- In the UK, a mentally disabled pregnant woman should abort her child at the request of the National Health Service (NHS).
- The mother of the woman lodged an objection to this, but initially obtained a defeat in court.
- In the appeal process, the verdict was overturned: the woman is now allowed to give birth to her child.
Not all details are known, the characters should remain anonymous, the story is complicated, the facts confusing. Yet, the ruling of a London appeals court, which fell on Monday and overturned, in an unusual hurry, the verdict of last Friday's custody court, is so spectacular that it was perceived far beyond the UK. It is about a young woman from the Nigerian community, which, according to their doctors and their supervisors, have a very low intelligence quotient and the level of development of a child. And she is pregnant in the 22nd week.
In the UK, under certain circumstances, it is allowed to abort until the 24th week, and the National Health Service (NHS) has requested the competent childcare center to terminate the pregnancy. A gynecologist and two psychiatrists had argued that the pregnancy was a big risk for the young woman; she was mentally ill, and as pregnancy progressed she was in danger of psychosis. In addition, she could not care for a child. It was well known, the doctors had argued, that in this unusual case it was the choice between two evils, but in their eyes the welfare of the mother was crucial. In addition, it was unclear how the pregnancy came about, the police investigate.
The woman had not been able to express herself clearly
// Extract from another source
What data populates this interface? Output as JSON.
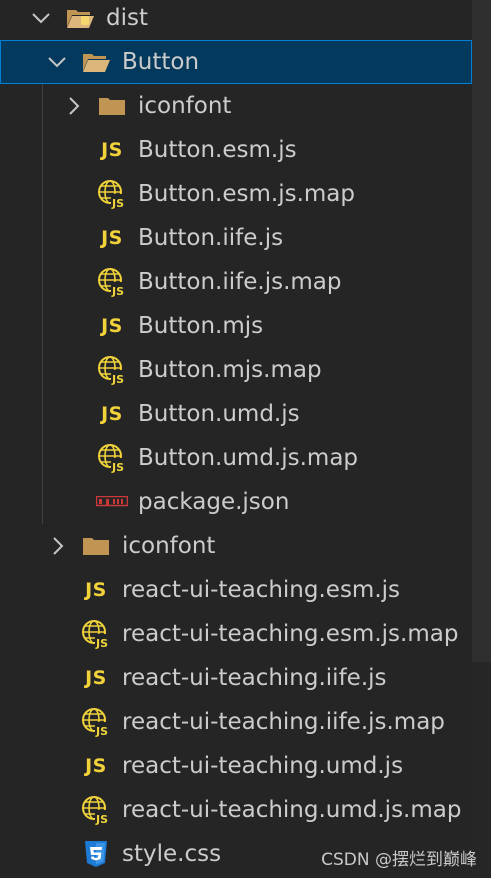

However, the mother of the young woman, a former midwife, had objected to the NHS application; she will take care of her grandchild. Ultimately, therefore, on Friday in front of the Supervision Court, which negotiates cases of people who can not represent themselves, met three parties: the lawyers of the NHS, the lawyers of the mother, supported by the Catholic Church, and the lawyer Katie Gollop, who Pregnant women had been provided by the state as a legal representative.
She told the SZ to find out what the young woman wanted. She was unable to express herself clearly, but made the impression that she was "happy to be pregnant". According to Gollop, the court had the complex and ethically difficult task of deciding between the well-being of her client, the danger of stigmatization in the Nigerian community and the objection of the mother. For the sake of the child, Gollop hesitated, it was less in the procedure.
The Supervisor of the Supervision Court had upheld the NHS's application on the grounds that she was "aware that it is an immense intervention if the state orders abortion against the will of the expectant mother." But, she had added, she had to judge "in the interest of the mother, not with regard to what society thinks about abortions".
Apparently, the young woman wishes a baby as she wishes a doll. If she took the child away and would later take it away, she would suffer more from it than from an abortion. A Catholic bishop, who was behind the contradiction of the mother of pregnant women, argued loudly Daily Telegraphthat the judgment constitutes a gross disregard for the human rights of the young woman and the unborn child. It destroys the fragile balance between the rights of the individual and society.
Right to sexual autonomy and reproduction
The appeals court reacted quickly. Gollop reports that her colleagues and they have not found a comparable case in British legal history. Three days later, the next instance dealt with the international jurisprudence and the Human Rights Convention, which clearly allows disabled people a right to sexual autonomy and procreation.
The three judges overturned the first-instance verdict and announced their rationale for the coming days. Gollop, the pregnant woman's representative, did not want to engage in speculation about the appellants' arguments. However, she was pleased that the NHS doctors were no longer allowed to perform the abortion they requested.
The process sparked a debate in the UK about interfering with the rights of people with learning disabilities or mental retardation. Critics of the first-instance judgment complained that in the argumentation of the NHS doctors the rights of the child played only a subordinate role. Also the "1967 Abortion Act", which allowed crashes in the UK until the sixth month, came again into the criticism. The candidate for the office of Prime Minister, Foreign Minister Jeremy Hunt, had recently announced that he would work for a shortening of the deadline to twelve weeks, as it applies in Germany.
(t) Disability (t) Reproduction (t) Children (t) Human Rights (t) Pregnancy